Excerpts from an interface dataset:
────
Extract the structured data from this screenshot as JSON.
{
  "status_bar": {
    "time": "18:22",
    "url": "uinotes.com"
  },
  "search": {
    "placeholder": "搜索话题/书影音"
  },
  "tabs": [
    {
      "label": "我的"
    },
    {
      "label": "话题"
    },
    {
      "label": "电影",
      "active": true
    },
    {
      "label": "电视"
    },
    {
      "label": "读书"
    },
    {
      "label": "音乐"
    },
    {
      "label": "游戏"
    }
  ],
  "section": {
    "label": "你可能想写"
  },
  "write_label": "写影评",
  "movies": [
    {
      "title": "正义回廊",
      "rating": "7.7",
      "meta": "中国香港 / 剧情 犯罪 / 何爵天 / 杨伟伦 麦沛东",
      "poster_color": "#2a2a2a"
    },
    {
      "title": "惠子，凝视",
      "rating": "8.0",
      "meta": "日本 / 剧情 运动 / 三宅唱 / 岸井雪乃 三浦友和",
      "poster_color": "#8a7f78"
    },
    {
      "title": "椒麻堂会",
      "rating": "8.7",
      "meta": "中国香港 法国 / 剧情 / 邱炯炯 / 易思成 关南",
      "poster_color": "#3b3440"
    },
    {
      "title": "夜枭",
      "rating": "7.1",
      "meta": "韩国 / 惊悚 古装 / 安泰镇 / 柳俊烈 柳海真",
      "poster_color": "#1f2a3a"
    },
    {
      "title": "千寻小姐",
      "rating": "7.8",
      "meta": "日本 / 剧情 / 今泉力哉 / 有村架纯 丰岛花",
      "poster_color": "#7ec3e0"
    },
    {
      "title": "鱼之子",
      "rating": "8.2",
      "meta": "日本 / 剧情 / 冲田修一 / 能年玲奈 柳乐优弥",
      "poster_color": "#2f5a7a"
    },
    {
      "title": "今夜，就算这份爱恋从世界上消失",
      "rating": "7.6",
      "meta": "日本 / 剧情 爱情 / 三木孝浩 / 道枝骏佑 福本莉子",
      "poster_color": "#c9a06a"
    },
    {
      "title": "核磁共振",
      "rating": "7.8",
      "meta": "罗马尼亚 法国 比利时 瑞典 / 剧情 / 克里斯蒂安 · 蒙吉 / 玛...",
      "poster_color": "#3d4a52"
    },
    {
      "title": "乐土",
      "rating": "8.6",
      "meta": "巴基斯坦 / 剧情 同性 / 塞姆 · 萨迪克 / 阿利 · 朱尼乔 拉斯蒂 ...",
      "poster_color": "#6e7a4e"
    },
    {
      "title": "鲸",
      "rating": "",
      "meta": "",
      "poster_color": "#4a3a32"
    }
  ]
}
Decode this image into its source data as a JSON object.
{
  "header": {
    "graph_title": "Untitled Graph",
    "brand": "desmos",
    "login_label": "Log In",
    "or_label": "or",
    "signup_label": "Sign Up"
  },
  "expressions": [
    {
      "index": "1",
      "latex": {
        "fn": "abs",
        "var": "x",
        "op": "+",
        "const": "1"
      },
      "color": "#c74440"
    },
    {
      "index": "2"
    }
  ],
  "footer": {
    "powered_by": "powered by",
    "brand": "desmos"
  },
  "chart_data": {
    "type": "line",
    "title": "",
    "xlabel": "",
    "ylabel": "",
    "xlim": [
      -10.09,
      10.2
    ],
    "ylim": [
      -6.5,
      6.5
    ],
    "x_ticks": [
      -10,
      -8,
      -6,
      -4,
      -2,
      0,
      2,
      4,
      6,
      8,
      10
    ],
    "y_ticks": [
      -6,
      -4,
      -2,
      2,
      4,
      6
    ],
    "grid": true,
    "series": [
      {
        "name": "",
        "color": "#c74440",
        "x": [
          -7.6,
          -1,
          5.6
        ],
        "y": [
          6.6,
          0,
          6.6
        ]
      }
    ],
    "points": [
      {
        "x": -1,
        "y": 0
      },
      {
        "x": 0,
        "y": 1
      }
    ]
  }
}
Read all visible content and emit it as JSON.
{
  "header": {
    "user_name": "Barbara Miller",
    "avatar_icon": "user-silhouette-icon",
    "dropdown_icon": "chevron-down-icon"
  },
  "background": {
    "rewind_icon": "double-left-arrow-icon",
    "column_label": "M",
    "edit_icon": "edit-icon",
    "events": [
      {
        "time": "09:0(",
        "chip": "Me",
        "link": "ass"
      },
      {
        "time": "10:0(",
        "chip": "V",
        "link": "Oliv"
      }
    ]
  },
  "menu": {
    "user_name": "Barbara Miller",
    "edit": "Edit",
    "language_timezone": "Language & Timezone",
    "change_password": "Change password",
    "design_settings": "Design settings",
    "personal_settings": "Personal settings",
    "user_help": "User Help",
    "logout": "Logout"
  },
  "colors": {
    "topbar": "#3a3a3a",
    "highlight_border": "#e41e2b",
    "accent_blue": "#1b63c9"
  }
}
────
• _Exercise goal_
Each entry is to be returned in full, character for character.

• _Result_
Extract the structured data from this screenshot as JSON.
{
  "status_bar": {
    "time": "18:22",
    "url": "uinotes.com"
  },
  "search": {
    "placeholder": "搜索话题/书影音"
  },
  "tabs": [
    {
      "label": "我的"
    },
    {
      "label": "话题"
    },
    {
      "label": "电影",
      "active": true
    },
    {
      "label": "电视"
    },
    {
      "label": "读书"
    },
    {
      "label": "音乐"
    },
    {
      "label": "游戏"
    }
  ],
  "section": {
    "label": "你可能想写"
  },
  "write_label": "写影评",
  "movies": [
    {
      "title": "正义回廊",
      "rating": "7.7",
      "meta": "中国香港 / 剧情 犯罪 / 何爵天 / 杨伟伦 麦沛东",
      "poster_color": "#2a2a2a"
    },
    {
      "title": "惠子，凝视",
      "rating": "8.0",
      "meta": "日本 / 剧情 运动 / 三宅唱 / 岸井雪乃 三浦友和",
      "poster_color": "#8a7f78"
    },
    {
      "title": "椒麻堂会",
      "rating": "8.7",
      "meta": "中国香港 法国 / 剧情 / 邱炯炯 / 易思成 关南",
      "poster_color": "#3b3440"
    },
    {
      "title": "夜枭",
      "rating": "7.1",
      "meta": "韩国 / 惊悚 古装 / 安泰镇 / 柳俊烈 柳海真",
      "poster_color": "#1f2a3a"
    },
    {
      "title": "千寻小姐",
      "rating": "7.8",
      "meta": "日本 / 剧情 / 今泉力哉 / 有村架纯 丰岛花",
      "poster_color": "#7ec3e0"
    },
    {
      "title": "鱼之子",
      "rating": "8.2",
      "meta": "日本 / 剧情 / 冲田修一 / 能年玲奈 柳乐优弥",
      "poster_color": "#2f5a7a"
    },
    {
      "title": "今夜，就算这份爱恋从世界上消失",
      "rating": "7.6",
      "meta": "日本 / 剧情 爱情 / 三木孝浩 / 道枝骏佑 福本莉子",
      "poster_color": "#c9a06a"
    },
    {
      "title": "核磁共振",
      "rating": "7.8",
      "meta": "罗马尼亚 法国 比利时 瑞典 / 剧情 / 克里斯蒂安 · 蒙吉 / 玛...",
      "poster_color": "#3d4a52"
    },
    {
      "title": "乐土",
      "rating": "8.6",
      "meta": "巴基斯坦 / 剧情 同性 / 塞姆 · 萨迪克 / 阿利 · 朱尼乔 拉斯蒂 ...",
      "poster_color": "#6e7a4e"
    },
    {
      "title": "鲸",
      "rating": "",
      "meta": "",
      "poster_color": "#4a3a32"
    }
  ]
}
Decode this image into its source data as a JSON object.
{
  "header": {
    "graph_title": "Untitled Graph",
    "brand": "desmos",
    "login_label": "Log In",
    "or_label": "or",
    "signup_label": "Sign Up"
  },
  "expressions": [
    {
      "index": "1",
      "latex": {
        "fn": "abs",
        "var": "x",
        "op": "+",
        "const": "1"
      },
      "color": "#c74440"
    },
    {
      "index": "2"
    }
  ],
  "footer": {
    "powered_by": "powered by",
    "brand": "desmos"
  },
  "chart_data": {
    "type": "line",
    "title": "",
    "xlabel": "",
    "ylabel": "",
    "xlim": [
      -10.09,
      10.2
    ],
    "ylim": [
      -6.5,
      6.5
    ],
    "x_ticks": [
      -10,
      -8,
      -6,
      -4,
      -2,
      0,
      2,
      4,
      6,
      8,
      10
    ],
    "y_ticks": [
      -6,
      -4,
      -2,
      2,
      4,
      6
    ],
    "grid": true,
    "series": [
      {
        "name": "",
        "color": "#c74440",
        "x": [
          -7.6,
          -1,
          5.6
        ],
        "y": [
          6.6,
          0,
          6.6
        ]
      }
    ],
    "points": [
      {
        "x": -1,
        "y": 0
      },
      {
        "x": 0,
        "y": 1
      }
    ]
  }
}
Read all visible content and emit it as JSON.
{
  "header": {
    "user_name": "Barbara Miller",
    "avatar_icon": "user-silhouette-icon",
    "dropdown_icon": "chevron-down-icon"
  },
  "background": {
    "rewind_icon": "double-left-arrow-icon",
    "column_label": "M",
    "edit_icon": "edit-icon",
    "events": [
      {
        "time": "09:0(",
        "chip": "Me",
        "link": "ass"
      },
      {
        "time": "10:0(",
        "chip": "V",
        "link": "Oliv"
      }
    ]
  },
  "menu": {
    "user_name": "Barbara Miller",
    "edit": "Edit",
    "language_timezone": "Language & Timezone",
    "change_password": "Change password",
    "design_settings": "Design settings",
    "personal_settings": "Personal settings",
    "user_help": "User Help",
    "logout": "Logout"
  },
  "colors": {
    "topbar": "#3a3a3a",
    "highlight_border": "#e41e2b",
    "accent_blue": "#1b63c9"
  }
}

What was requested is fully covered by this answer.